Before the modern technology or satellites that we use today, weather data needed to be collected in person. This often involved flying into extremely treacherous conditions as this was the only way of collecting accurate data. It was on a meteorological sortie like this that Sergeant Groves and eight other men lost their lives.
The data collected from these flights were used to plan military aeronautical deployments and were invaluable in managing the significant threat which the weather posed to our armed forces and the success of military operations. Throughout WWII there were a total of 18 squadrons and 750 men involved in 16,000 flying meteorological sorties. Sadly 52 of these aircraft never made it home.
Sergeant Groves’ parents Major Keith and Dorothy Groves set up the LG Groves Awards with the aim of building a legacy and recognition of those working to improve aviation safety, hoping to prevent accidents such as the one in which their only son Louis died. To mark the 70th anniversary of the awards, a new memorial has been dedicated at the crash site as part of the 2016 LG Groves Awards ceremony.
This year’s Meteorological Observation Award went to Dave Sewell. Dave joined the Met Office as an Assistant Scientific Officer at RAF Boulmer in 1985 and now leads a team that observe and forecast quality. He is known for always looking to develop the less experienced forecasters to improve the standards in his area.
The Meteorology Award has been given to Nigel Roberts. Nigel is a leading expert in convective-scale modelling and predictability which is important for aviation forecasting and safety. The models Nigel has been working on have transformed the capability of forecasting systems used by the Met Office for regional predictions and local weather detail.
Attending the 70th anniversary awards ceremony Julia Slingo, Met Office Chief Scientist, noted “The LG Groves Awards serve as an important reminder of why we constantly strive to improve the relevance and reliability of our predictions of hazardous weather across timescales, in order to save lives and livelihoods, and the important role of observations in that endeavour”.

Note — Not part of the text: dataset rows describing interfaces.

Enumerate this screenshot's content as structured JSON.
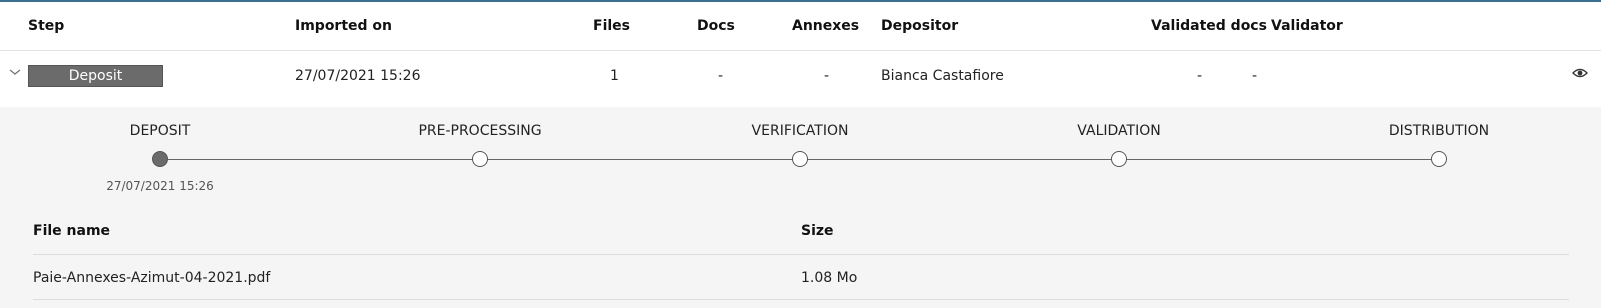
{
  "table": {
    "headers": {
      "step": "Step",
      "imported_on": "Imported on",
      "files": "Files",
      "docs": "Docs",
      "annexes": "Annexes",
      "depositor": "Depositor",
      "validated_docs": "Validated docs",
      "validator": "Validator"
    },
    "row": {
      "step": "Deposit",
      "imported_on": "27/07/2021 15:26",
      "files": "1",
      "docs": "-",
      "annexes": "-",
      "depositor": "Bianca Castafiore",
      "validated_docs": "-",
      "validator": "-"
    }
  },
  "timeline": {
    "steps": [
      {
        "label": "DEPOSIT",
        "state": "done",
        "date": "27/07/2021 15:26"
      },
      {
        "label": "PRE-PROCESSING",
        "state": "pending"
      },
      {
        "label": "VERIFICATION",
        "state": "pending"
      },
      {
        "label": "VALIDATION",
        "state": "pending"
      },
      {
        "label": "DISTRIBUTION",
        "state": "pending"
      }
    ]
  },
  "files": {
    "headers": {
      "file_name": "File name",
      "size": "Size"
    },
    "rows": [
      {
        "file_name": "Paie-Annexes-Azimut-04-2021.pdf",
        "size": "1.08 Mo"
      }
    ]
  },
  "icons": {
    "expand": "chevron-down-icon",
    "view": "eye-icon"
  },
  "colors": {
    "accent": "#3b6e8f",
    "badge": "#6b6b6b",
    "detail_bg": "#f5f5f5"
  }
}
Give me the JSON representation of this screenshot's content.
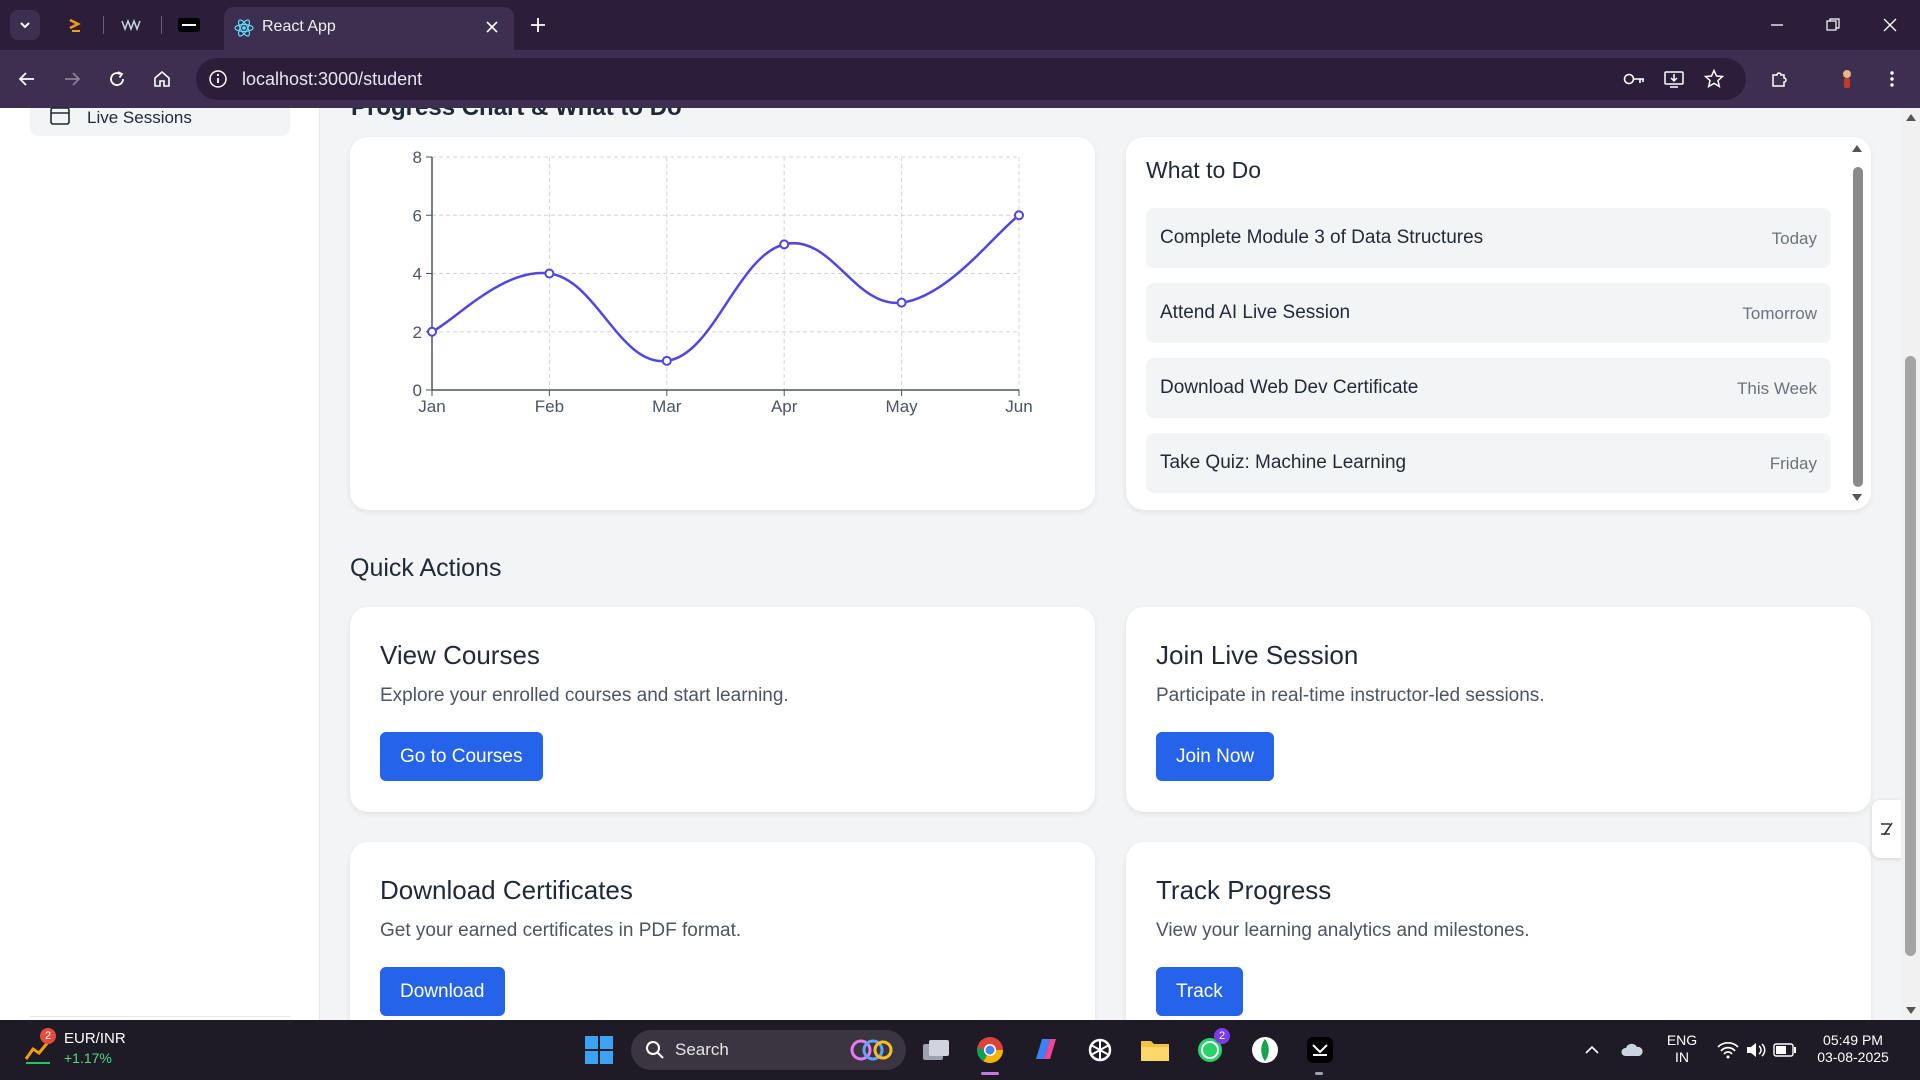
{
  "browser": {
    "active_tab_title": "React App",
    "url": "localhost:3000/student"
  },
  "sidebar": {
    "items": [
      {
        "label": "Live Sessions"
      }
    ]
  },
  "main": {
    "partial_heading": "Progress Chart & What to Do",
    "todo": {
      "title": "What to Do",
      "items": [
        {
          "task": "Complete Module 3 of Data Structures",
          "when": "Today"
        },
        {
          "task": "Attend AI Live Session",
          "when": "Tomorrow"
        },
        {
          "task": "Download Web Dev Certificate",
          "when": "This Week"
        },
        {
          "task": "Take Quiz: Machine Learning",
          "when": "Friday"
        }
      ]
    },
    "quick_actions": {
      "heading": "Quick Actions",
      "cards": [
        {
          "title": "View Courses",
          "description": "Explore your enrolled courses and start learning.",
          "button": "Go to Courses"
        },
        {
          "title": "Join Live Session",
          "description": "Participate in real-time instructor-led sessions.",
          "button": "Join Now"
        },
        {
          "title": "Download Certificates",
          "description": "Get your earned certificates in PDF format.",
          "button": "Download"
        },
        {
          "title": "Track Progress",
          "description": "View your learning analytics and milestones.",
          "button": "Track"
        }
      ]
    }
  },
  "chart_data": {
    "type": "line",
    "categories": [
      "Jan",
      "Feb",
      "Mar",
      "Apr",
      "May",
      "Jun"
    ],
    "values": [
      2,
      4,
      1,
      5,
      3,
      6
    ],
    "ylim": [
      0,
      8
    ],
    "yticks": [
      "0",
      "2",
      "4",
      "6",
      "8"
    ],
    "grid": true,
    "line_color": "#4f46e5",
    "smooth": true
  },
  "taskbar": {
    "widget_name": "EUR/INR",
    "widget_value": "+1.17%",
    "widget_badge": "2",
    "search_label": "Search",
    "whatsapp_badge": "2",
    "lang_line1": "ENG",
    "lang_line2": "IN",
    "time": "05:49 PM",
    "date": "03-08-2025"
  },
  "colors": {
    "accent": "#2563eb",
    "tab_bg": "#2b1e3b",
    "toolbar_bg": "#3d2f4f"
  }
}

More information on the LG Groves awards can be found online here: http://www.lggrovesawards.com/home.html